With shading and some halftone ink added – this is my finished traditional ink drawing…

I also scanned this drawing in before I added the half tone ink so I could colour it digitally which turned out like this…

I made some subtle changes to the way I colour here, adding a range of hues for the violet canvas colour, from a darker, low saturation navy blue to a mid saturation magenta added in the centre of the violet colour where warm light would be hitting the shoe. I also changed the colour of my shadows. They still read as grey, but are actually a dark airforce blue. You can’t easily see the difference just looking at this picture alone, but just using greys left the image looking dull compared.

So the final question is, which picture is best? Well, I don’t know. I love the purity and simplicity of ink on paper, but I like the freedom and possibilities of digital art.

I would be really interested to know what do you think?

“After the Game” Character Illustration – Part 2 of 2

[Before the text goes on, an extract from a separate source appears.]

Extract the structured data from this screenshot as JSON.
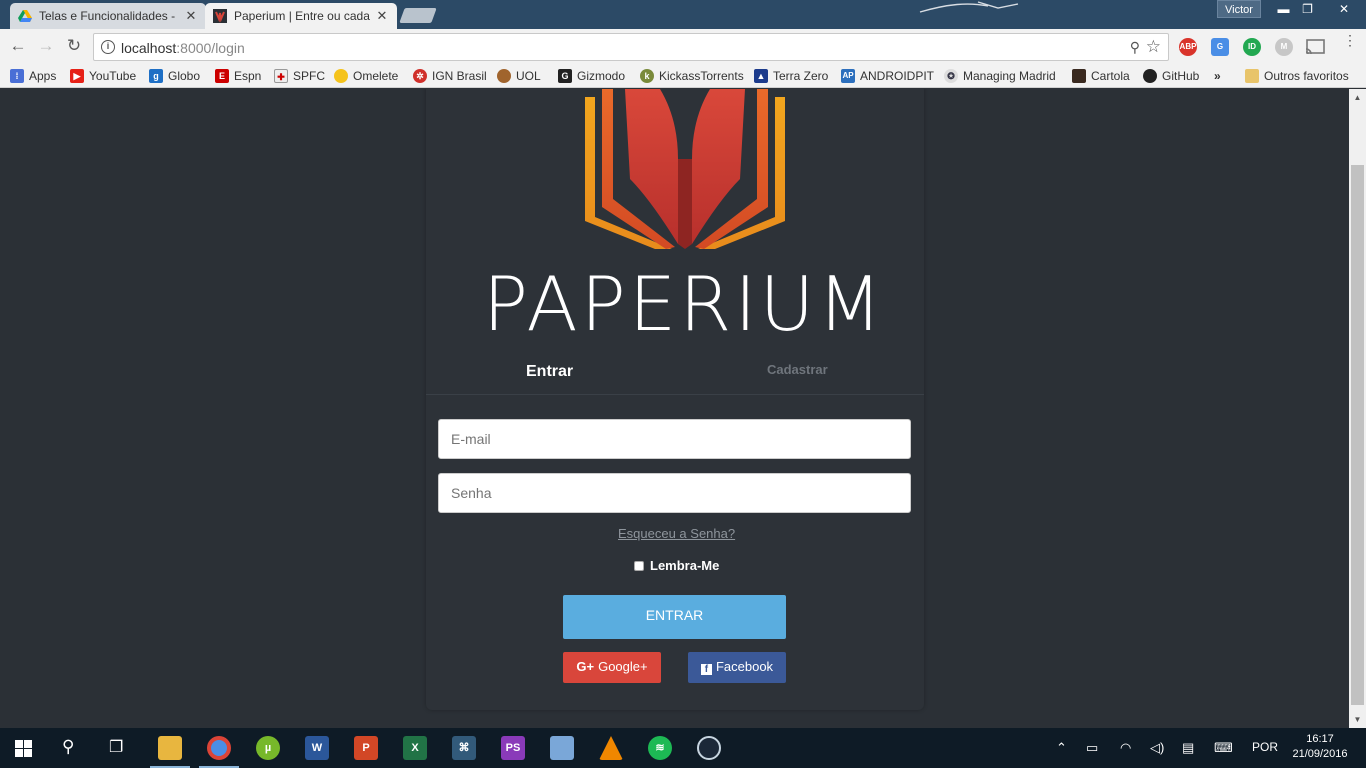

My second attempt at a character illustration is again of an older man.  This time he has just been to the gym is having a bit of a sit down before hitting the showers after working out.  I wanted him to be in reasonably good shape for his age but feeling more tired after physical exercise than perhaps he used to.  Maybe he’s reflecting on this as he rests?

 

I began with a sketch…

It was done very quickly using a Pigma Micron ink pen and brushmarkers to add tone. At some point it also got wet and the edges all got a bit smudged.

I took a photo of this and reworked it digitally. My first job was to re-draw all the line art. At this stage I also corrected an error I could see with the man’s right leg (the left as we look at him) which appeared to be out of position.

 

Next I filled in some basic tones…

 

Then I added cell shading.  I do really enjoy the simplicity of this old fashioned way to partially give shape to a 2D image…

 

Once that was done I worked on the bench he was sitting on…

 

My last job was to draw in a painterly background. I imagined my subject was quite well off, so the place he was in was more of a private health spa than a regular gym, with the kind of generic paintings on the walls that I imagine might be in places like that.

 

Finally I adjusted my levels, made some tiny detail corrections and added some shadow to the area immediately below his feet so that the viewer can see the connection between him and the ground. Here is how it turned out…

 

Looking back I think the linework on his arms is a bit janky.  If I redrew it I would de-emphasise the changes in his outline due to different muscle groups.  Overall though I like the pose and the effect of a more painterly background agains the stark 2D cell-shaded figure.

 

Next week I have post all about a magical creature I drew in ink.  After that I will begin a series of three traditional ink drawings of young adults which I drew during the Witsun holidays.